--- START ---

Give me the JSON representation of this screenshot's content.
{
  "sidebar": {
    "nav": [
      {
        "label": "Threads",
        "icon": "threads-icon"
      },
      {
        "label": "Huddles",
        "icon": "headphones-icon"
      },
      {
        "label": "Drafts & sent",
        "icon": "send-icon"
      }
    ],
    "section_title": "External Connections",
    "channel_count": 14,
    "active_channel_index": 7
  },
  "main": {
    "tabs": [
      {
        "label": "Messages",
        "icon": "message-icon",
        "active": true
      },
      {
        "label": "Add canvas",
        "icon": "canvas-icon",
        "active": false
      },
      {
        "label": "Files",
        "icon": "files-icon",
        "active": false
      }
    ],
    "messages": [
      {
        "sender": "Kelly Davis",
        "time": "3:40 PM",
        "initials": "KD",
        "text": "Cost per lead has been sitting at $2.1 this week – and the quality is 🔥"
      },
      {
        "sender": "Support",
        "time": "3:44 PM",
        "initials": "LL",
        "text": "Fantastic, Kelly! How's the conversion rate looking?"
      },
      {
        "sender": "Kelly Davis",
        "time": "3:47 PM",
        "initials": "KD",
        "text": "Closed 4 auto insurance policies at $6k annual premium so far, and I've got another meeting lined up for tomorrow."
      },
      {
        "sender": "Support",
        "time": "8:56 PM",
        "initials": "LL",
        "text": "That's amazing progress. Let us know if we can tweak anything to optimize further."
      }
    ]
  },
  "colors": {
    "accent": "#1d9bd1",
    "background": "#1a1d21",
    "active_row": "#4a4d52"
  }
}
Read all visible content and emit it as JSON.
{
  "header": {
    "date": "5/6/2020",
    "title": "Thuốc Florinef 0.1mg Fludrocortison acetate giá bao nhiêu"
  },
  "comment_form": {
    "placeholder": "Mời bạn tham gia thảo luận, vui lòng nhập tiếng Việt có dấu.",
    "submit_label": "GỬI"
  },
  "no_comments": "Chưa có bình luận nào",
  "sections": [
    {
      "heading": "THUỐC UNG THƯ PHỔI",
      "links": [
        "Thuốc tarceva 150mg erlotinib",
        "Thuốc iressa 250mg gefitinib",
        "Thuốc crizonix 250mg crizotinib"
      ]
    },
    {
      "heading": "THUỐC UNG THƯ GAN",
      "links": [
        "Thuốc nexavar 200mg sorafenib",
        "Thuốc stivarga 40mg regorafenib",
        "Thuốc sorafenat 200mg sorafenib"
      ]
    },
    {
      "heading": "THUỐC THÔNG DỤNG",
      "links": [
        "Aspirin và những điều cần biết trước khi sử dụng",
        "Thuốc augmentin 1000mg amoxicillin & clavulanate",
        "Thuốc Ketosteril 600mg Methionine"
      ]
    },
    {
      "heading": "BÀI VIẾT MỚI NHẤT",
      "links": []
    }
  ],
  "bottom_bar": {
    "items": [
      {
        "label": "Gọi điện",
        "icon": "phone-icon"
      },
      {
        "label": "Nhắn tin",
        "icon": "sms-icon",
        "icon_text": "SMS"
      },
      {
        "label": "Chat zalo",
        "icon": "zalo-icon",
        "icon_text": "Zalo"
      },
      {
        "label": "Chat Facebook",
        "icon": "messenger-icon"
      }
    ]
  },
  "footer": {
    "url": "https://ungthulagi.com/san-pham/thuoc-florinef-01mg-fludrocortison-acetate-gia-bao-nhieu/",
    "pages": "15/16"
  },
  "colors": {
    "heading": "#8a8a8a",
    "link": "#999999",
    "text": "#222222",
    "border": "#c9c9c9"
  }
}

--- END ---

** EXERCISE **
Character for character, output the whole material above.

** YOUR RESPONSE **
Give me the JSON representation of this screenshot's content.
{
  "sidebar": {
    "nav": [
      {
        "label": "Threads",
        "icon": "threads-icon"
      },
      {
        "label": "Huddles",
        "icon": "headphones-icon"
      },
      {
        "label": "Drafts & sent",
        "icon": "send-icon"
      }
    ],
    "section_title": "External Connections",
    "channel_count": 14,
    "active_channel_index": 7
  },
  "main": {
    "tabs": [
      {
        "label": "Messages",
        "icon": "message-icon",
        "active": true
      },
      {
        "label": "Add canvas",
        "icon": "canvas-icon",
        "active": false
      },
      {
        "label": "Files",
        "icon": "files-icon",
        "active": false
      }
    ],
    "messages": [
      {
        "sender": "Kelly Davis",
        "time": "3:40 PM",
        "initials": "KD",
        "text": "Cost per lead has been sitting at $2.1 this week – and the quality is 🔥"
      },
      {
        "sender": "Support",
        "time": "3:44 PM",
        "initials": "LL",
        "text": "Fantastic, Kelly! How's the conversion rate looking?"
      },
      {
        "sender": "Kelly Davis",
        "time": "3:47 PM",
        "initials": "KD",
        "text": "Closed 4 auto insurance policies at $6k annual premium so far, and I've got another meeting lined up for tomorrow."
      },
      {
        "sender": "Support",
        "time": "8:56 PM",
        "initials": "LL",
        "text": "That's amazing progress. Let us know if we can tweak anything to optimize further."
      }
    ]
  },
  "colors": {
    "accent": "#1d9bd1",
    "background": "#1a1d21",
    "active_row": "#4a4d52"
  }
}
Read all visible content and emit it as JSON.
{
  "header": {
    "date": "5/6/2020",
    "title": "Thuốc Florinef 0.1mg Fludrocortison acetate giá bao nhiêu"
  },
  "comment_form": {
    "placeholder": "Mời bạn tham gia thảo luận, vui lòng nhập tiếng Việt có dấu.",
    "submit_label": "GỬI"
  },
  "no_comments": "Chưa có bình luận nào",
  "sections": [
    {
      "heading": "THUỐC UNG THƯ PHỔI",
      "links": [
        "Thuốc tarceva 150mg erlotinib",
        "Thuốc iressa 250mg gefitinib",
        "Thuốc crizonix 250mg crizotinib"
      ]
    },
    {
      "heading": "THUỐC UNG THƯ GAN",
      "links": [
        "Thuốc nexavar 200mg sorafenib",
        "Thuốc stivarga 40mg regorafenib",
        "Thuốc sorafenat 200mg sorafenib"
      ]
    },
    {
      "heading": "THUỐC THÔNG DỤNG",
      "links": [
        "Aspirin và những điều cần biết trước khi sử dụng",
        "Thuốc augmentin 1000mg amoxicillin & clavulanate",
        "Thuốc Ketosteril 600mg Methionine"
      ]
    },
    {
      "heading": "BÀI VIẾT MỚI NHẤT",
      "links": []
    }
  ],
  "bottom_bar": {
    "items": [
      {
        "label": "Gọi điện",
        "icon": "phone-icon"
      },
      {
        "label": "Nhắn tin",
        "icon": "sms-icon",
        "icon_text": "SMS"
      },
      {
        "label": "Chat zalo",
        "icon": "zalo-icon",
        "icon_text": "Zalo"
      },
      {
        "label": "Chat Facebook",
        "icon": "messenger-icon"
      }
    ]
  },
  "footer": {
    "url": "https://ungthulagi.com/san-pham/thuoc-florinef-01mg-fludrocortison-acetate-gia-bao-nhieu/",
    "pages": "15/16"
  },
  "colors": {
    "heading": "#8a8a8a",
    "link": "#999999",
    "text": "#222222",
    "border": "#c9c9c9"
  }
}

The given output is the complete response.